# [RECORDS]

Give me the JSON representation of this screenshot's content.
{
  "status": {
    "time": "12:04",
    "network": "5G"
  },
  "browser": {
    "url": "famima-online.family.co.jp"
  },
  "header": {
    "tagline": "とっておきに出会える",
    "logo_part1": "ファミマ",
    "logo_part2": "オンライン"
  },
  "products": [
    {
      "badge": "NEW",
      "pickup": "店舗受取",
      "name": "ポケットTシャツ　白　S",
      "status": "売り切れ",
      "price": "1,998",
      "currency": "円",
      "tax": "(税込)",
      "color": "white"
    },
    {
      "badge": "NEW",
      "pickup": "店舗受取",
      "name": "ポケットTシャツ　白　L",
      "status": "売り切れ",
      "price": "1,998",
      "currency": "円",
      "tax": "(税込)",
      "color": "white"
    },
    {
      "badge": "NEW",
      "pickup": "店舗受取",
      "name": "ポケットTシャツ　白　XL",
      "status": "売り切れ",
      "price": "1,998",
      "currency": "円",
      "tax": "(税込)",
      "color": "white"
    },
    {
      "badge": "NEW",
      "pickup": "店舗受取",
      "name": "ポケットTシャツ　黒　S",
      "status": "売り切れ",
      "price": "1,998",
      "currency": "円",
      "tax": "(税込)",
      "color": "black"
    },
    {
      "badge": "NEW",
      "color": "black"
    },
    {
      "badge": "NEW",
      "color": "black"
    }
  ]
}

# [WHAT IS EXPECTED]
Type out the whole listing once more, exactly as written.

# [PROBLEM SOLUTION]
Give me the JSON representation of this screenshot's content.
{
  "status": {
    "time": "12:04",
    "network": "5G"
  },
  "browser": {
    "url": "famima-online.family.co.jp"
  },
  "header": {
    "tagline": "とっておきに出会える",
    "logo_part1": "ファミマ",
    "logo_part2": "オンライン"
  },
  "products": [
    {
      "badge": "NEW",
      "pickup": "店舗受取",
      "name": "ポケットTシャツ　白　S",
      "status": "売り切れ",
      "price": "1,998",
      "currency": "円",
      "tax": "(税込)",
      "color": "white"
    },
    {
      "badge": "NEW",
      "pickup": "店舗受取",
      "name": "ポケットTシャツ　白　L",
      "status": "売り切れ",
      "price": "1,998",
      "currency": "円",
      "tax": "(税込)",
      "color": "white"
    },
    {
      "badge": "NEW",
      "pickup": "店舗受取",
      "name": "ポケットTシャツ　白　XL",
      "status": "売り切れ",
      "price": "1,998",
      "currency": "円",
      "tax": "(税込)",
      "color": "white"
    },
    {
      "badge": "NEW",
      "pickup": "店舗受取",
      "name": "ポケットTシャツ　黒　S",
      "status": "売り切れ",
      "price": "1,998",
      "currency": "円",
      "tax": "(税込)",
      "color": "black"
    },
    {
      "badge": "NEW",
      "color": "black"
    },
    {
      "badge": "NEW",
      "color": "black"
    }
  ]
}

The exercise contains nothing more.